This reserve currency paradox, known as Triffin dilemma, says that the dollar could not survive as the world's reserve currency without requiring the United States to run ever-growing deficits to provide the world with liquidity. However, the demands on a reserve currency means that excess supply would undermine its value. Moreover, cheap sources of capital and positive trade balances cannot really happen at the same time. The flip side of "interest-free" loan made possible by selling currency to foreign governments along with ability to raise capital quickly is to endure consistently large current account deficits. Fortunately, the countries that benefited from U.S. consumption reinvested the excess dollars that they earned as foreign reserves back into the U.S. asset markets, notably U.S. Treasuries, thus supporting the dollar, keeping interest rates low, and perpetuating the imbalances. The Triffin dilemma therefore highlights fundamental conflicts that arise between domestic and international economic objectives.
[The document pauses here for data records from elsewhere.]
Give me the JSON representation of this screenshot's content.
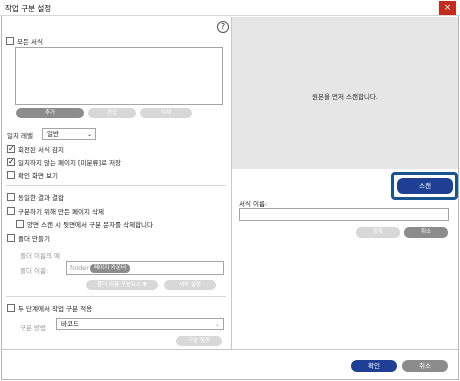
{
  "window": {
    "title": "작업 구분 설정",
    "close": "×"
  },
  "help": "?",
  "all_formats": {
    "label": "모든 서식"
  },
  "buttons": {
    "add": "추가",
    "edit": "편집",
    "delete": "삭제"
  },
  "match_level": {
    "label": "일치 레벨",
    "value": "일반"
  },
  "options": {
    "detect_rotated": "회전된 서식 감지",
    "save_unmatched": "일치하지 않는 페이지 [미분류]로 저장",
    "show_confirm": "확인 화면 보기",
    "merge_same": "동일한 결과 결합",
    "delete_separator": "구분하기 위해 만든 페이지 삭제",
    "delete_back_separator": "양면 스캔 시 뒷면에서 구분 문자를 삭제합니다",
    "make_folder": "폴더 만들기"
  },
  "folder": {
    "example_label": "폴더 이름의 예",
    "name_label": "폴더 이름:",
    "value_text": "folder",
    "tag": "페이지 카운터",
    "compose_button": "폴더 이름 구성요소",
    "compose_arrow": "▼",
    "detail_button": "세부 설정"
  },
  "two_step": {
    "label": "두 단계에서 작업 구분 적용",
    "method_label": "구분 방법",
    "method_value": "바코드",
    "settings_button": "구분 설정"
  },
  "preview": {
    "message": "원본을 먼저 스캔합니다."
  },
  "scan_button": "스캔",
  "format_name": {
    "label": "서식 이름:",
    "value": ""
  },
  "right_buttons": {
    "register": "등록",
    "cancel": "취소"
  },
  "footer": {
    "ok": "확인",
    "cancel": "취소"
  },
  "colors": {
    "accent": "#1e3f93",
    "highlight": "#1a5590",
    "close": "#c42b1c"
  }
}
Triffin proposed the creation of new reserve units. Similar to Keynes' originally proposed Bancor, these units would not depend on gold or currencies, but would add to the world's total liquidity. Creating such a new reserve would allow the U.S. to reduce its balance of payment deficits, while still allowing for global economic expansion. First created in 1969, Special Drawing Rights (aka SDR) are supplementary foreign exchange reserve assets defined and maintained by the International Monetary Fund (IMF) that would serve in this role. Their value is based on a basket of key international currencies reviewed by the IMF every five years, and consists of the following four currencies: U.S. dollars, euro, pounds sterling, and the Japanese yen.